Here’s a movie that can’t win. We’ve already had the definitive Batman. Unforgettable scenes are already in our heads. Heath Ledger won an Oscar for his immortal turn as the ultimate villain. There is no way to top The Dark Knight. No reason, ever, to want to go back; unless, of course, you count money. And it’s fair to say, the one thing new movie doesn’t lack is adequate funds. Bruce Wayne goes bankrupt in this film, in what could be read as an in-joke about exorbitant costs. The Dark Knight Rises is bigger in every way than its predecessor. But you can’t buy lightning in a bottle. No paycheque will bring Heath Ledger back. As Bane, the muscle-bound new villain has to learn, there are limits to bulk.
If you make movies for adults, then you have to talk careers. Yes, there’s love, and situation comedy as you get older, but most of adult life is spent at work. A career is when your work matters to you. The director Michael Mann sees anything outside of a career as superfluous. That’s why he makes so many cops ’n robbers movies, because both livings exclude all else. Mann’s protagonists are men the way cowboys were men; their work defines them. Women have too many feelings for Michael Mann. If a stay-at-home mom was his subject, she’d handle her baby like a machine gun. His latest, Public Enemies, is a tale of two workaholics trying to best each other. They’d both choose death over a desk job.
We wouldn’t win a war against the machines. Most of us struggle with spreadsheets. Humans, at a bare minimum, need: food, shelter, sex and shoes. Machines just need a plug. And therein lies my basic problem with Terminator Salvation; no matter how sexy the human resistance might be, you’d have to bet on the robots. Like the Terminator franchise, they can multiply ad-infinitum. They don’t need motivation to fight, or an explanation as to why they do things. I picture the resistance: bursting for a piss, unsure whose side the lights are on in the toilets. That’s not a battle I’d want to fight.

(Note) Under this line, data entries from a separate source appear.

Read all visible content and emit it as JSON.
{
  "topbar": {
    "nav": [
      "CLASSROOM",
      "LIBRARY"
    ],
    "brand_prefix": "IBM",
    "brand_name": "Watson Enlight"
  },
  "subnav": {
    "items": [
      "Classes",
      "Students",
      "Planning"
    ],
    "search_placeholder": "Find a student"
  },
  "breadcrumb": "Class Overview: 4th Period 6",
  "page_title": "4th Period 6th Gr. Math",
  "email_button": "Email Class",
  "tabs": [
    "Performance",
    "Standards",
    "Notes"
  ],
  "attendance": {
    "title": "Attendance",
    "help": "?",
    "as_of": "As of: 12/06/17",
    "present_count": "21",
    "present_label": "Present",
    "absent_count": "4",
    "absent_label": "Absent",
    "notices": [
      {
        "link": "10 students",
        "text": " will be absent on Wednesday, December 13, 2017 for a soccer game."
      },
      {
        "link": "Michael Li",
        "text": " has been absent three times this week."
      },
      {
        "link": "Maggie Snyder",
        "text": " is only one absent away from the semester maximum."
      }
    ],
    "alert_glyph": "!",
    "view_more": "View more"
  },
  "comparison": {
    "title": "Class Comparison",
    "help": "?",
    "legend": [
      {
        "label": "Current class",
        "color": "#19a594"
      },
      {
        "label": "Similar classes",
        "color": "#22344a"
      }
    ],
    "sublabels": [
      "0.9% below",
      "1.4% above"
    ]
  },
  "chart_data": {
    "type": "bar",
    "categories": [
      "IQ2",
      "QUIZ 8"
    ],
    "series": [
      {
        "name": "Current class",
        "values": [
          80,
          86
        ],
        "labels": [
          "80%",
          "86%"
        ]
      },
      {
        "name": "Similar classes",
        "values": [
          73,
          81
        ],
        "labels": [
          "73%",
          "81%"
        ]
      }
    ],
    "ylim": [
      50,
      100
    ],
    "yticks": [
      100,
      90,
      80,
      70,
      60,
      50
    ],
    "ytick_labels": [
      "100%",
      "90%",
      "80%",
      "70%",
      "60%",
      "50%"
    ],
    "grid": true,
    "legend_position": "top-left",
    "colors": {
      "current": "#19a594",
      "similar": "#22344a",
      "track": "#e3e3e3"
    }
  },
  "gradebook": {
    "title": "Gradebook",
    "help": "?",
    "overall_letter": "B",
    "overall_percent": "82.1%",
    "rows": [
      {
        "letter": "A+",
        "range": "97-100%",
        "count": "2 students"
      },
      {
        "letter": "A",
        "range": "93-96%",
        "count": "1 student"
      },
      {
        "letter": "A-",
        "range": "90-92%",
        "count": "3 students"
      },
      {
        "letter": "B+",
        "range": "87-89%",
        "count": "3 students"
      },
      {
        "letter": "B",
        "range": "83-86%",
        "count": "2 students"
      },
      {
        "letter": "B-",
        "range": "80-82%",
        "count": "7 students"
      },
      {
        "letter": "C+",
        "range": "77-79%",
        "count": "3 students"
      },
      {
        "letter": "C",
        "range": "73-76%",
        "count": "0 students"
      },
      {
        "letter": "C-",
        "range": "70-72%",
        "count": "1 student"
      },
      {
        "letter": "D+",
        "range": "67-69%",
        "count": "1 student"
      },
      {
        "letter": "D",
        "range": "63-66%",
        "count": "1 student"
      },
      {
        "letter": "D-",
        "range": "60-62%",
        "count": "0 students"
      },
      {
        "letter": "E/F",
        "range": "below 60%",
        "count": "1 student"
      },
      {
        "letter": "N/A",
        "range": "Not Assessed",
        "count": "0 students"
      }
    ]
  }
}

Come back Adam West, all is forgiven! Though I doubt TV’s Batman would find much of a home in the new, brutal, unrelenting Batman movie, The Dark Knight. Perhaps he could be beaten to death as a pretext for another set-piece, but beyond that – No. The Dark Knight is not a movie that would welcome West, Burt Ward, or anything fun. I know I’m going against the grain – against doctrine – to say I didn’t like The Dark Knight, but this movie is to summer what a chain-saw is to a daisy-chain. The idea that its primary audience is children and young teenagers (it carries a PG-13 rating in America and a 12 rating in Britain) is pretty bloody depressing.